◆ Work required: Word for word, restate each of the records below.

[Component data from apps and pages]
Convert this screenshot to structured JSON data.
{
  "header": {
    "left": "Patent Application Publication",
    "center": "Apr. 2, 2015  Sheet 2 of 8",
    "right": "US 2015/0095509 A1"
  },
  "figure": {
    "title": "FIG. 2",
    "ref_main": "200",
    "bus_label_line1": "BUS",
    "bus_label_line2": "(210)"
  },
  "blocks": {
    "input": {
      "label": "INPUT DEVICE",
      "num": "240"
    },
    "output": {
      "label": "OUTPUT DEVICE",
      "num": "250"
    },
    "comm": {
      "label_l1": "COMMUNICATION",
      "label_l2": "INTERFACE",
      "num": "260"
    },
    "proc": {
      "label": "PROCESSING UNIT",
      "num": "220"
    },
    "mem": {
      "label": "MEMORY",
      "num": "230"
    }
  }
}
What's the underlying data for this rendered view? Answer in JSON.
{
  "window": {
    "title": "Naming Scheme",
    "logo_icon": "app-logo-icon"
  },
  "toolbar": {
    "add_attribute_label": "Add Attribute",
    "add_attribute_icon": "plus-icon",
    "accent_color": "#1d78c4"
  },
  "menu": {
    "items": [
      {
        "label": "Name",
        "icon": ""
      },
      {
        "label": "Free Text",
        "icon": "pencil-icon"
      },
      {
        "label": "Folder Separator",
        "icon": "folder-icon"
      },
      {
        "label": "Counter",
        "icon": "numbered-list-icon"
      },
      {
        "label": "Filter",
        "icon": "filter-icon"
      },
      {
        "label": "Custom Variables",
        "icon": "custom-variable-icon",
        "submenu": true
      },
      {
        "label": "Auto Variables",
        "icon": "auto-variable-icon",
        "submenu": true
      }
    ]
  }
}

◆ Task output:
Convert this screenshot to structured JSON data.
{
  "header": {
    "left": "Patent Application Publication",
    "center": "Apr. 2, 2015  Sheet 2 of 8",
    "right": "US 2015/0095509 A1"
  },
  "figure": {
    "title": "FIG. 2",
    "ref_main": "200",
    "bus_label_line1": "BUS",
    "bus_label_line2": "(210)"
  },
  "blocks": {
    "input": {
      "label": "INPUT DEVICE",
      "num": "240"
    },
    "output": {
      "label": "OUTPUT DEVICE",
      "num": "250"
    },
    "comm": {
      "label_l1": "COMMUNICATION",
      "label_l2": "INTERFACE",
      "num": "260"
    },
    "proc": {
      "label": "PROCESSING UNIT",
      "num": "220"
    },
    "mem": {
      "label": "MEMORY",
      "num": "230"
    }
  }
}
What's the underlying data for this rendered view? Answer in JSON.
{
  "window": {
    "title": "Naming Scheme",
    "logo_icon": "app-logo-icon"
  },
  "toolbar": {
    "add_attribute_label": "Add Attribute",
    "add_attribute_icon": "plus-icon",
    "accent_color": "#1d78c4"
  },
  "menu": {
    "items": [
      {
        "label": "Name",
        "icon": ""
      },
      {
        "label": "Free Text",
        "icon": "pencil-icon"
      },
      {
        "label": "Folder Separator",
        "icon": "folder-icon"
      },
      {
        "label": "Counter",
        "icon": "numbered-list-icon"
      },
      {
        "label": "Filter",
        "icon": "filter-icon"
      },
      {
        "label": "Custom Variables",
        "icon": "custom-variable-icon",
        "submenu": true
      },
      {
        "label": "Auto Variables",
        "icon": "auto-variable-icon",
        "submenu": true
      }
    ]
  }
}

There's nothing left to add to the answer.